Apologies to the majority of hard working drivers, but it is an industry problem that needs to be fixed.

Skull


AnswerID: 520693

Reply By: Echucan Bob - Thursday, Oct 31, 2013 at 22:42

Thursday, Oct 31, 2013 at 22:42
I sort of agree, but would the same apply to a train approaching a level crossing? The train expects to have right of way, so doesn't slow down. Similarly, the road train has right of way, and shouldn't have to slow right down every time a crazy Prado driver mightn't give way. Same as on a one lane track, the truck stays centre and cars give way.

Rule 1 is give way to road trains. The Prado just learned the hard way.

Bob
AnswerID: 520700

Follow Up By: Ron N - Friday, Nov 01, 2013 at 11:15

Friday, Nov 01, 2013 at 11:15
I always work on the "might is right" principle. Even if a truckie is in the wrong, and driving too hard and fast (as most do - they gotta be somewhere else, real quick) - I worked out long ago who's gonna come off worst, when you have a physical argument between a truck and a car!
0
FollowupID: 801192

Follow Up By: Bazooka - Friday, Nov 01, 2013 at 11:54

Friday, Nov 01, 2013 at 11:54
For someone who doesn't know the facts you're mighty quick with the finger waving Bob.
0
FollowupID: 801194

Follow Up By: Skulldug - Friday, Nov 01, 2013 at 22:14

Friday, Nov 01, 2013 at 22:14
That's right Bob,

Kill some one with your attitude and get free room and food for a long time.

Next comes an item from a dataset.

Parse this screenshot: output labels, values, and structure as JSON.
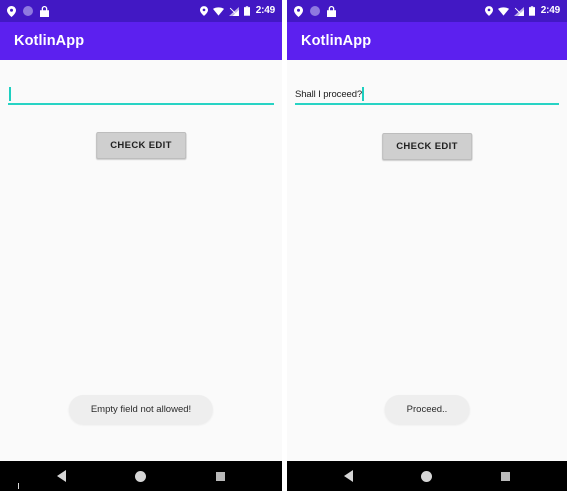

You might even meet a few other truckies in there who get lonely at night.

:)
0
FollowupID: 801241

Reply By: Member - Matt M - Friday, Nov 01, 2013 at 10:26

Friday, Nov 01, 2013 at 10:26
Amazing the number of people (including on ExplorOz) who blank their number plates out on photos of their vehicle for privacy reasons, yet quite happy to plaster someone else's details as widely as possible.

Matt.
AnswerID: 520714

Reply By: tim_c - Friday, Nov 01, 2013 at 10:31

Friday, Nov 01, 2013 at 10:31
I reckon with a bit more speed, that Prado could have made it all the way past - it only stopped due to a lack of momentum! ;-)
AnswerID: 520715

Sponsored Links

Popular Products (13)